* Task brief *
If a line of the material holds the string "Storage", please copy it.

* Data for analysis *

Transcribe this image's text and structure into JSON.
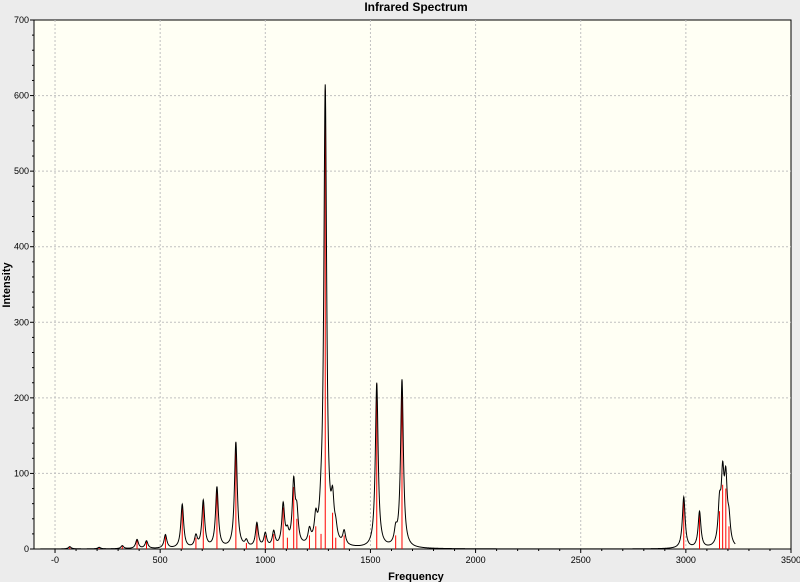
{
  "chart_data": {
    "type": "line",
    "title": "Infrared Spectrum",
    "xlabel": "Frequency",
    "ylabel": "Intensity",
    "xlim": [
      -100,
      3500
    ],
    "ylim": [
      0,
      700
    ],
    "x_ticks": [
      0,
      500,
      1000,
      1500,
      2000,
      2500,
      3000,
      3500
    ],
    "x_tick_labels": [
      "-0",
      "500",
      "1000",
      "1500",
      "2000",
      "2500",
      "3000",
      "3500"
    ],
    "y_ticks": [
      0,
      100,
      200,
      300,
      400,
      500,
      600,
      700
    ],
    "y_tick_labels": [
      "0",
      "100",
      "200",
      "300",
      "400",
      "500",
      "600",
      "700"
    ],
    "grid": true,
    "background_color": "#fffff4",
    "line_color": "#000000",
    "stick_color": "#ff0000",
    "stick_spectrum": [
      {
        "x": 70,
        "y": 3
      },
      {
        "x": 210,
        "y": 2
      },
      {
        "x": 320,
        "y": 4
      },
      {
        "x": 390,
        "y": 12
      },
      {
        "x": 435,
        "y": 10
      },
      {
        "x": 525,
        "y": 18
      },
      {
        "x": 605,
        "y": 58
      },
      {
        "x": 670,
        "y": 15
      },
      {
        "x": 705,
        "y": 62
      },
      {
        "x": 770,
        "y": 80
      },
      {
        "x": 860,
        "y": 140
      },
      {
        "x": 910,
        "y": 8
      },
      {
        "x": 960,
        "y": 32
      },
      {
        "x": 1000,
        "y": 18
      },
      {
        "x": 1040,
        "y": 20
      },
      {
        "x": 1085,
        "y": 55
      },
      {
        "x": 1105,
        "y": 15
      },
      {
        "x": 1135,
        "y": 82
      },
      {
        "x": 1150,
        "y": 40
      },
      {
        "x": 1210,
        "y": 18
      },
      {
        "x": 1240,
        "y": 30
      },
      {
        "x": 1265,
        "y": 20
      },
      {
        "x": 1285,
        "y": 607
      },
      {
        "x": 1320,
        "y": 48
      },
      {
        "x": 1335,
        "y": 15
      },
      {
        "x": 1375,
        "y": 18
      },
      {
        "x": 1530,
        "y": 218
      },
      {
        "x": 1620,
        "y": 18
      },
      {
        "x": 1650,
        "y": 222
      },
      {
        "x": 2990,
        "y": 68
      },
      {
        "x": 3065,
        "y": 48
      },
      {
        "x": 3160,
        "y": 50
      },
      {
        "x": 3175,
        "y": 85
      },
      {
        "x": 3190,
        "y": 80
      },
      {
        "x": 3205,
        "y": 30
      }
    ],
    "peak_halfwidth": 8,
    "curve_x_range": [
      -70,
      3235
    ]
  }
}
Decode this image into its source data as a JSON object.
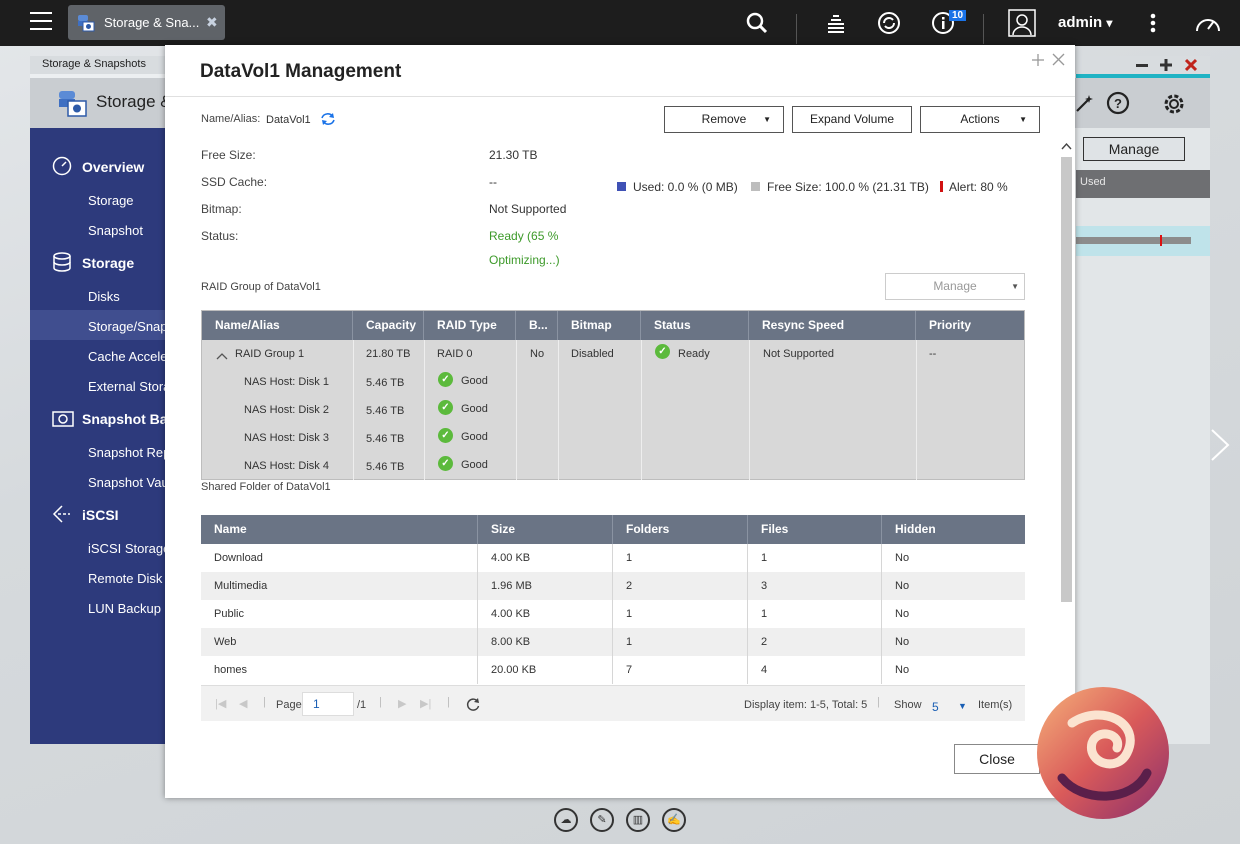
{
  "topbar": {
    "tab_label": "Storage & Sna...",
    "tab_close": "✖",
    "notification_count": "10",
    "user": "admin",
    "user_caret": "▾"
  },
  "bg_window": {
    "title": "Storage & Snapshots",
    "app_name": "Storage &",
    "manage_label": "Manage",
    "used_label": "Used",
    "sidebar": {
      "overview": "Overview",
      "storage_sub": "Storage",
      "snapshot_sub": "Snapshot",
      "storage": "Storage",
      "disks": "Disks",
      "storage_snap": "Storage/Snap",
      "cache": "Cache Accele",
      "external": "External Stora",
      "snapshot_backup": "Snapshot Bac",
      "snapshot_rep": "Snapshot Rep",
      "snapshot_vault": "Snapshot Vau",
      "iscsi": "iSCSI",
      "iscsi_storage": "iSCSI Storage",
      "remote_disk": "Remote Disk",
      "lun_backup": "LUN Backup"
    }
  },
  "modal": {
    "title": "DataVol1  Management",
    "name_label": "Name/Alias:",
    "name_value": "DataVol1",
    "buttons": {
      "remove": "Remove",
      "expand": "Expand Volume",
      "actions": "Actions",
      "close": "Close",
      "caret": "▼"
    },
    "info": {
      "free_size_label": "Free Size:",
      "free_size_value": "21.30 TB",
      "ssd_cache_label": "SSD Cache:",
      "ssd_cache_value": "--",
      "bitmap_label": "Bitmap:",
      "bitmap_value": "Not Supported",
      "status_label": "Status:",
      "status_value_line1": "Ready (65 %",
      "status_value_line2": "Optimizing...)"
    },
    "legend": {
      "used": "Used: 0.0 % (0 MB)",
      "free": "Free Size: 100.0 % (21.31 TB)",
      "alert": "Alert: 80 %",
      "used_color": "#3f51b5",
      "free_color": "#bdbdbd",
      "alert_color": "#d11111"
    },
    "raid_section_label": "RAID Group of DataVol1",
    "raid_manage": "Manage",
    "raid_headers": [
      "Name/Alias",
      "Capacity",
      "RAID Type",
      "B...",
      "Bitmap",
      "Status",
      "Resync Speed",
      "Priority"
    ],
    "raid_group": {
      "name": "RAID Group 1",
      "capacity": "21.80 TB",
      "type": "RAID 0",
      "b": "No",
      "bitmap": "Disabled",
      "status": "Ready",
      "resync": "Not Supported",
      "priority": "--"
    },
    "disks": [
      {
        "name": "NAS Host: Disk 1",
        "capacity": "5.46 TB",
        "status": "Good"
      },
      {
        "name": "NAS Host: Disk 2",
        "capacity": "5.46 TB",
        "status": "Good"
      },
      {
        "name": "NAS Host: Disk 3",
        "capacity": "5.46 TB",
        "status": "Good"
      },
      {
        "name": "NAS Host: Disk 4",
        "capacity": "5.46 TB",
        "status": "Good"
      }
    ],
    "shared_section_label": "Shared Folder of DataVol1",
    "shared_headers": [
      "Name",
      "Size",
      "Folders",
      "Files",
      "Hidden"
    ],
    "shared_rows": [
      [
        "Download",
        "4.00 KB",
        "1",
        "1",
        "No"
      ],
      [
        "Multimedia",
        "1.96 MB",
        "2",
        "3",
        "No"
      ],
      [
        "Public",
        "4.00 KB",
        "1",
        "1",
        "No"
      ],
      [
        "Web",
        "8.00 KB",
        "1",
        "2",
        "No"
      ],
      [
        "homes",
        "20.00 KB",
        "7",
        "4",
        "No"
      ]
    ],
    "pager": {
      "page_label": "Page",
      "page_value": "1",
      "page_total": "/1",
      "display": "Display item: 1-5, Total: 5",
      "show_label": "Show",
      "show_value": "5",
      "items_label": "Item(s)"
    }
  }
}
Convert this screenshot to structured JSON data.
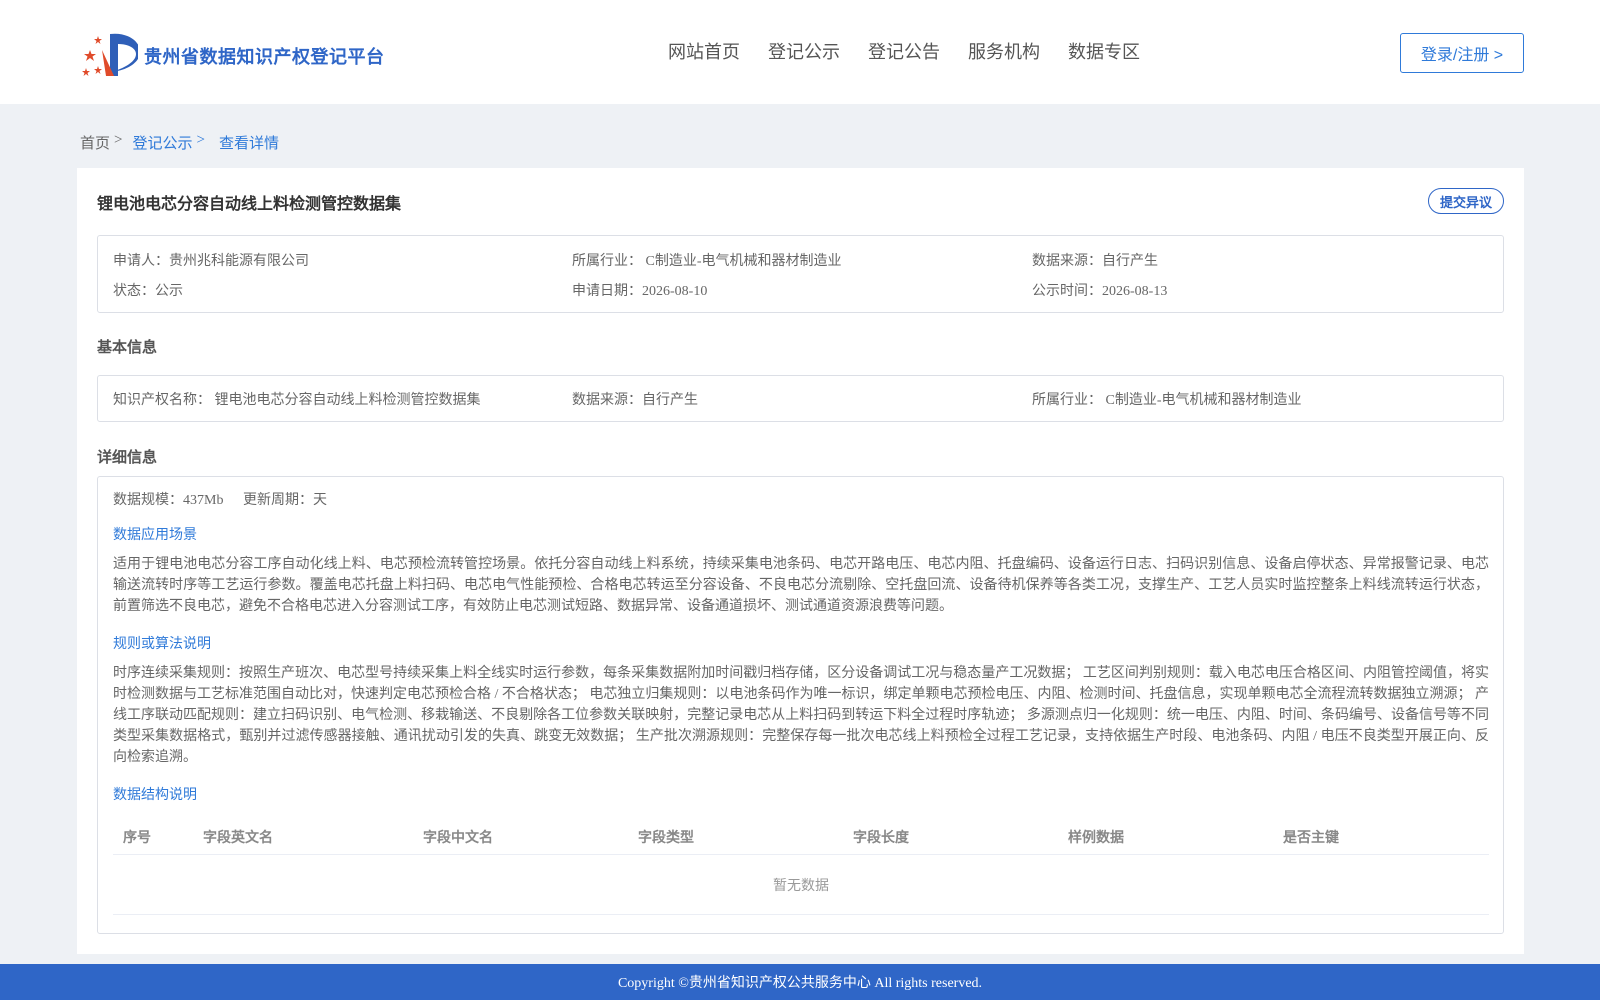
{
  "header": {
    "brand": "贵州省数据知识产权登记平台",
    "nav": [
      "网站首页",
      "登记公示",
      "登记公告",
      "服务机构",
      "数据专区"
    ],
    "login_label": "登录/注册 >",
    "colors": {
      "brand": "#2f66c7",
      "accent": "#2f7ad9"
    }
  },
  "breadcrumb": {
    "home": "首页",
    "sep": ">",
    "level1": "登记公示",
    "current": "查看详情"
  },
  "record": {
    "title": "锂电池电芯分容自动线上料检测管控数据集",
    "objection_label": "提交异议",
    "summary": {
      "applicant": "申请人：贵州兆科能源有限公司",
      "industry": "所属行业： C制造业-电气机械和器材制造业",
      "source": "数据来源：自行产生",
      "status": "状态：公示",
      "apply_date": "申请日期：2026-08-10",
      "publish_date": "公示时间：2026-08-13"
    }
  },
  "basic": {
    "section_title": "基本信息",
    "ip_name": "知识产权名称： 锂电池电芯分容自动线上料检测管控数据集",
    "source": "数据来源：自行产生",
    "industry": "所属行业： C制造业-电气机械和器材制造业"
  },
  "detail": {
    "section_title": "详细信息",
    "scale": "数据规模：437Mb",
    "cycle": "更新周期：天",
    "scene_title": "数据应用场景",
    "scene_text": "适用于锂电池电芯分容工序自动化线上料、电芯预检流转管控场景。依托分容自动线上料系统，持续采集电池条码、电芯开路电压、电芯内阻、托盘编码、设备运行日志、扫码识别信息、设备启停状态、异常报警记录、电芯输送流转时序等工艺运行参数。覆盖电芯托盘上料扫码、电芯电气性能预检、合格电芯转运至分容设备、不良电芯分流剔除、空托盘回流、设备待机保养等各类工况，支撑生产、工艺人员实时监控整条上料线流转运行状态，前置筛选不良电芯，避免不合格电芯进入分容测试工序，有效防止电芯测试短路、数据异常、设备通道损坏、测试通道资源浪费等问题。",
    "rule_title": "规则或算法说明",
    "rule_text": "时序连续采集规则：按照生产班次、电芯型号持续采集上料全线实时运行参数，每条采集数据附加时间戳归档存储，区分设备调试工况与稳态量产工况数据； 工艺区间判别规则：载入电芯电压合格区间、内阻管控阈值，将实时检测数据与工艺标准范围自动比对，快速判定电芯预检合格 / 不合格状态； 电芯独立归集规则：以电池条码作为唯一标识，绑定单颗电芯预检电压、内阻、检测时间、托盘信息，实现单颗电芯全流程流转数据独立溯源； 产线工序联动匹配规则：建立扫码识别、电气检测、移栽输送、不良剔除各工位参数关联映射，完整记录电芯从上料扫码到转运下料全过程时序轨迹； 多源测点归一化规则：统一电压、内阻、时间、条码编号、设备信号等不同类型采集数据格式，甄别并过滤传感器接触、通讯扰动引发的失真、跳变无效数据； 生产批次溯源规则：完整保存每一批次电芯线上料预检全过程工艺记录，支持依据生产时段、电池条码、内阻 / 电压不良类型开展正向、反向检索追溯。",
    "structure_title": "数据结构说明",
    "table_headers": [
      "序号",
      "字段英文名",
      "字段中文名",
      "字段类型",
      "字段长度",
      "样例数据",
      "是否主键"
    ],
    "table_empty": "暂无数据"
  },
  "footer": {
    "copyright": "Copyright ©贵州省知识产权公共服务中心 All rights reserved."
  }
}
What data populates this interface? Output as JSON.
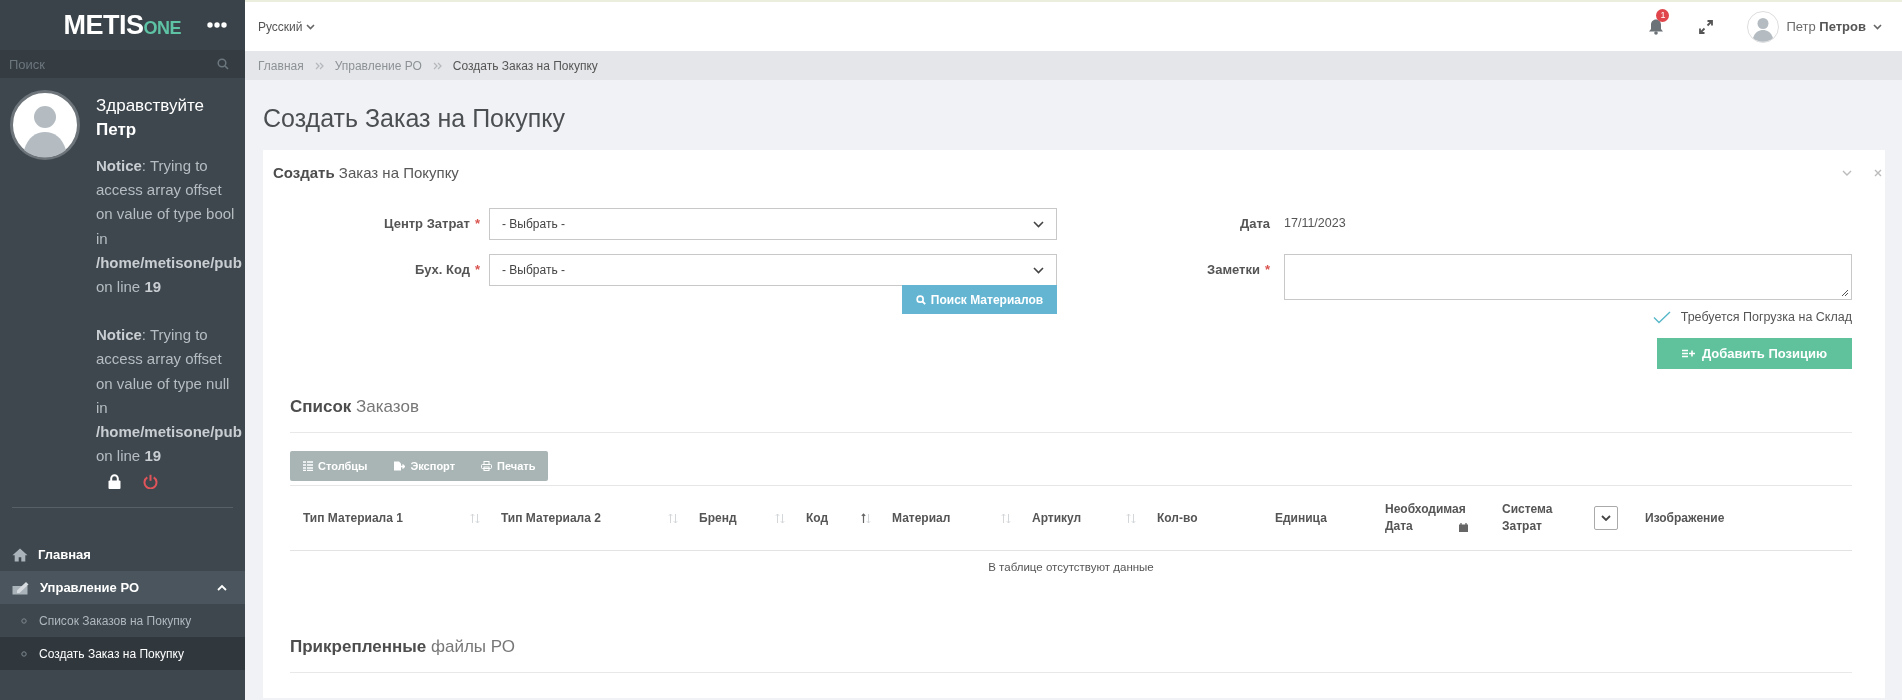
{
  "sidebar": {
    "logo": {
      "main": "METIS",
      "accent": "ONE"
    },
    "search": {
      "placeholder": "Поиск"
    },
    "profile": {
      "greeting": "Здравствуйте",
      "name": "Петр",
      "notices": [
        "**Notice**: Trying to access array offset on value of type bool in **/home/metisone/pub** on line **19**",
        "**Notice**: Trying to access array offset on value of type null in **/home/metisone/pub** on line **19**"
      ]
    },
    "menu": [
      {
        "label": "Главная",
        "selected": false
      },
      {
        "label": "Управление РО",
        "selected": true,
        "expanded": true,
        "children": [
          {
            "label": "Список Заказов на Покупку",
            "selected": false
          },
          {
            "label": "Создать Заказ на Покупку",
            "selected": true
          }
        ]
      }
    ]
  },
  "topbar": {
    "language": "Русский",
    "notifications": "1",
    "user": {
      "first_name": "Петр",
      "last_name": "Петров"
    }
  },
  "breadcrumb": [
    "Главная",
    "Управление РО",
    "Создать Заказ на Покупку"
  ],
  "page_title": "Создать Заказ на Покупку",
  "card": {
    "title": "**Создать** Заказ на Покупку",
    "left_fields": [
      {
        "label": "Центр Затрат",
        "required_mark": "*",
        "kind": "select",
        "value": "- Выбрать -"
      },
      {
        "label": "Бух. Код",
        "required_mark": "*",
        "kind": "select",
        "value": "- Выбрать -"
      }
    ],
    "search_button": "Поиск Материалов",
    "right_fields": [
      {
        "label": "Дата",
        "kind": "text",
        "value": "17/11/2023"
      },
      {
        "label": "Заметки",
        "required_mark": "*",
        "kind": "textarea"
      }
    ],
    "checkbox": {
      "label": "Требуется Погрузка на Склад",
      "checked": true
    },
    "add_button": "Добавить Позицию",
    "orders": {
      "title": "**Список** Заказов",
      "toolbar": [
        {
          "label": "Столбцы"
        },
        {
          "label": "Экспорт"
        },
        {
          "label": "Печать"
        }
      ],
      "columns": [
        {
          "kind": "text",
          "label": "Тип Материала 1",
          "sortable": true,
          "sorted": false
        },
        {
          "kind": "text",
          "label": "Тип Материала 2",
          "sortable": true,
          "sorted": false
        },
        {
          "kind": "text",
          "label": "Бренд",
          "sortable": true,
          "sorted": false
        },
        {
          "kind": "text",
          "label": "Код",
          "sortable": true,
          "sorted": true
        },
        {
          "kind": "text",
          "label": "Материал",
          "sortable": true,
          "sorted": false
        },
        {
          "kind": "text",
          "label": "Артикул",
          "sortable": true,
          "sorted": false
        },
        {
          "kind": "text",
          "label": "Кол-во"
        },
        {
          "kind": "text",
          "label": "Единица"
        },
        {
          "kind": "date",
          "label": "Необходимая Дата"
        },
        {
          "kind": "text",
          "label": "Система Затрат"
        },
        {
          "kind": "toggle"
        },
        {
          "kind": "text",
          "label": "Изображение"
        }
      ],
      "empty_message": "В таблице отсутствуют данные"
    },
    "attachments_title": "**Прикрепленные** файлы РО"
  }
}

* Expected answer *
    "tab_label": "Storage & Sna...",
    "title": "Storage & Snapshots",
    "app_name": "Storage &",
      "storage_sub": "Storage",
      "storage": "Storage",
      "storage_snap": "Storage/Snap",
      "iscsi_storage": "iSCSI Storage",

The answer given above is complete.